Heating Shoes Up

Wear the shoes for 10 minutes.

Get the shoes on your feet, preferably with socks, and walk around for no more than 10 minutes. This is just to get them prepped.

Take the shoes off and stretch manually.

If the shoe permits, bend it upwards and downwards a few times.

Blast the shoe with heat.

Heating the shoe will expand the material, especially if it’s leather, making it more supple.

  • Use a hair drier, turned to a hot (but maybe not hottest) setting, and heat the shoe up for 2 to 3 minutes.
  • If you don’t have a hair drier, try placing your shoes next to an indoor heater, or even directly out in the sun. Some heat is better than no heat.

    Composite toe safety shoes

Immediately after heating, wear the shoes.

Wear them around for another 10 minutes, walking, sitting, or even running.

Repeat at least one more time.

Your shoes will be tangibly more comfortable after a couple of heat treatments.

If possible, buy a shoe stretcher.

These can help your shoes get a little less tight.

If you don’t want to buy a stretcher (though they can be cheap online), taking the shoe by the heel and the tip and flexing it back and forth works just fine.

  • Make sure you wear your shoes after using the flex method or your shoes will lose their shape!

Use a potato.

Peel a large potato and leech some of the moisture off with a paper towel.

Place the potato inside the cavity of the shoe and leave overnight.

Remove in the morning.

  • Make sure the potato is slightly bigger than the opening of the shoe, but not so big that it warps the toe box out of shape. You may need to carefully remove a portion of the potato so that it follows the shape of the shoe while still giving the material a little stretch.

    Composite toe safety shoes

Purchase some stretching spray.

Spray the shoes with some stretching solution, following instructions on the packaging.
Most of the time, instructions will recommend that you manually stretch the shoe back and forth in between sprays.

Get a cobbler to machine-stretch shoes for you.

 Americans spend nearly $2 million on shoe stretching per year.
A cobbler will spray the shoe with a stretching solution and then stretch the shoe over a machine for a couple of hours while it dries.
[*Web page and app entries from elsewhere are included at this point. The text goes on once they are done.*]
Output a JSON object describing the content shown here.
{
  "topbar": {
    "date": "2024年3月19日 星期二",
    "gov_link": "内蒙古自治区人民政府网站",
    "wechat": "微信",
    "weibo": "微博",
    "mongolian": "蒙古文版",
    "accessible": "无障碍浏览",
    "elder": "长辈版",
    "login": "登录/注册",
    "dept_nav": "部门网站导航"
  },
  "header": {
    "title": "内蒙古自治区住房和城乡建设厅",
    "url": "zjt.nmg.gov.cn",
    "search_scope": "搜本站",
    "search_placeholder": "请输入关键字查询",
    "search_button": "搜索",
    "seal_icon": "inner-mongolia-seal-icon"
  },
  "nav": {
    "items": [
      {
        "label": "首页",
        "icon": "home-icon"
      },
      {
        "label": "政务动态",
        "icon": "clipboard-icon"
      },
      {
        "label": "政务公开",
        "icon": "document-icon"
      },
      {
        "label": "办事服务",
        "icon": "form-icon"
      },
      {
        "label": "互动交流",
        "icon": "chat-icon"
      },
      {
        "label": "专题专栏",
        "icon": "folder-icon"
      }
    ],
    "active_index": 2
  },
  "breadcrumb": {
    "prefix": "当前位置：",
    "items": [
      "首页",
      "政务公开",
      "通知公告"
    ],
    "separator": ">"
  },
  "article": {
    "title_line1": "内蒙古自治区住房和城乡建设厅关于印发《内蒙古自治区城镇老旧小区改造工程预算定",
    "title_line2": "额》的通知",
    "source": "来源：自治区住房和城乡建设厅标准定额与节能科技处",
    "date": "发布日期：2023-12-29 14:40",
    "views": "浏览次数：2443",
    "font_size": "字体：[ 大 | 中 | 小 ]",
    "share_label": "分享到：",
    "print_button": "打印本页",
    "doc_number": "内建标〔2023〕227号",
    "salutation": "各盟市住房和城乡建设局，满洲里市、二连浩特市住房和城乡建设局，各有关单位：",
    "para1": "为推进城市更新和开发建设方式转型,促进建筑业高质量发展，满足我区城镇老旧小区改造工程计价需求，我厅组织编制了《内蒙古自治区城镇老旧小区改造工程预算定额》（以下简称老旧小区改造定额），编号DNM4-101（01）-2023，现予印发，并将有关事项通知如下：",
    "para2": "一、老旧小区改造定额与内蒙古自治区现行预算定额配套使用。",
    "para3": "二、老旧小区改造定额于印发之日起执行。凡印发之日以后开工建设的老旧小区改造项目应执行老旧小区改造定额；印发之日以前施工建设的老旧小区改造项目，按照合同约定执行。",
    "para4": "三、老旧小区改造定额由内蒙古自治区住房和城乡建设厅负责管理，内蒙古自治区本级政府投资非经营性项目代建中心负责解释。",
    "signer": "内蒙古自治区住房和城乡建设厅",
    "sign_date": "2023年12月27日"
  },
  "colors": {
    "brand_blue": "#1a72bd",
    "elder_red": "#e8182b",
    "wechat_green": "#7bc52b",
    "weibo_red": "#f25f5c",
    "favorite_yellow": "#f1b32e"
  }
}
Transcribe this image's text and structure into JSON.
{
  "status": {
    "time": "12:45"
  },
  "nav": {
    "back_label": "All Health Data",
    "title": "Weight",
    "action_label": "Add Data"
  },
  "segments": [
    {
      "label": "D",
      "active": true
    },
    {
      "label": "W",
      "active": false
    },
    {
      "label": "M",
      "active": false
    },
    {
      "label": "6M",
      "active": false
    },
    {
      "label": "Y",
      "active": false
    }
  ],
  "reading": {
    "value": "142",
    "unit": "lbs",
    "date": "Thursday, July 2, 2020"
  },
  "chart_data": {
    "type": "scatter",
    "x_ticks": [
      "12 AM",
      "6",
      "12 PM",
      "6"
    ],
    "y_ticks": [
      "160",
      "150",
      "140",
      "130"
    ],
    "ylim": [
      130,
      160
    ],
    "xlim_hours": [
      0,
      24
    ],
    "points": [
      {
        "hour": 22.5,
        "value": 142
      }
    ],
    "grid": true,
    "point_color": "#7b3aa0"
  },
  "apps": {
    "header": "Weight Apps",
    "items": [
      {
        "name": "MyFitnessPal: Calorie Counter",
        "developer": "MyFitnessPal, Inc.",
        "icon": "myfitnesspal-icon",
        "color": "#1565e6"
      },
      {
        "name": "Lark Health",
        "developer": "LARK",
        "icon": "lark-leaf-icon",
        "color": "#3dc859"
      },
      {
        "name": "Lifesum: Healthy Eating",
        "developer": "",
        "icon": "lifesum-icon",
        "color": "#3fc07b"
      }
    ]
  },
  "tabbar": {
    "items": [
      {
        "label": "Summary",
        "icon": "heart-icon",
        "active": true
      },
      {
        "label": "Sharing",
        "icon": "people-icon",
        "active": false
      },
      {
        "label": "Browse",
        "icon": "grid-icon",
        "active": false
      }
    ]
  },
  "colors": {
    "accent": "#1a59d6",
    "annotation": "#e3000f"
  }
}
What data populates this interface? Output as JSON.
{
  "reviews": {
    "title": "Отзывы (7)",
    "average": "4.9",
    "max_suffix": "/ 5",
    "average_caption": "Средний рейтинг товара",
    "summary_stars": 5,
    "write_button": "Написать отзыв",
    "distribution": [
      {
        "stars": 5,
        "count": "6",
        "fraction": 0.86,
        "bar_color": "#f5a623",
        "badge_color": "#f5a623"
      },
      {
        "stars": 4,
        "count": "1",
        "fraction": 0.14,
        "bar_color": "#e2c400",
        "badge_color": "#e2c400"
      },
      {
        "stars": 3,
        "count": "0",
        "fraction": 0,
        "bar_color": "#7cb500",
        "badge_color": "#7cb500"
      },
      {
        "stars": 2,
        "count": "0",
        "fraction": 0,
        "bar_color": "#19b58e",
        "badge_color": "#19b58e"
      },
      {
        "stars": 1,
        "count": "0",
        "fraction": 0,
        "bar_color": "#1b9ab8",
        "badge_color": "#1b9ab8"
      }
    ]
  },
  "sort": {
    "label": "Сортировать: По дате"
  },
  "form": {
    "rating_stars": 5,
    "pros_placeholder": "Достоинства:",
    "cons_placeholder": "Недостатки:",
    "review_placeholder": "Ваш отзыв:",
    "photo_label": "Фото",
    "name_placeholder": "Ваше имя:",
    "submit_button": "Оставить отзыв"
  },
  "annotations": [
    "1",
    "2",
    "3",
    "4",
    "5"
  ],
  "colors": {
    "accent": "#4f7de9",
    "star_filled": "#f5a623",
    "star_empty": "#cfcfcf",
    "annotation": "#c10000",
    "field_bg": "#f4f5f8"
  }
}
This shouldn’t cost more than $20.

Avoid these gimmicks.

Some shoe-stretching techniques plain don’t work or are bad for your shoes.

Especially nice leather ones. Avoid the following breaking-in techniques:

  • Applying rubbing alcohol on your shoes. Alcohol can leave unsightly marks on nice leather shoes, as well as rob the leather of its natural oils.
  • Hitting the shoes with a hammer or another hard object. Hammering the backs of shoes could work, but at what cost? Is it worth it to have broken-in shoes that are actually broken?
  • Having someone with bigger feet break your shoes in. Having someone with bigger feet break your shoes in is immoral and ineffective. Not only are you placing the burden of pain on another person (poor, poor person!), you’re also letting the shoes conform to his or her feet, not your own! Avoid.

Composite toe safety shoes

More tips

  • If you’re intending on wearing your new shoes out, have a spare old pair in case your feet start blistering.

  • Do your best to buy the right size in the first place.

  • Don’t wear your new shoes out of your house! They could get dirty and then you can’t wear them around your house.

Composite toe safety shoes


  • These methods may prevent you from being able to return your shoes if needed.

  • Water can damage some shoes. Read the label first

Leave a Reply

Your email address will not be published. Required fields are marked *

You May Also Like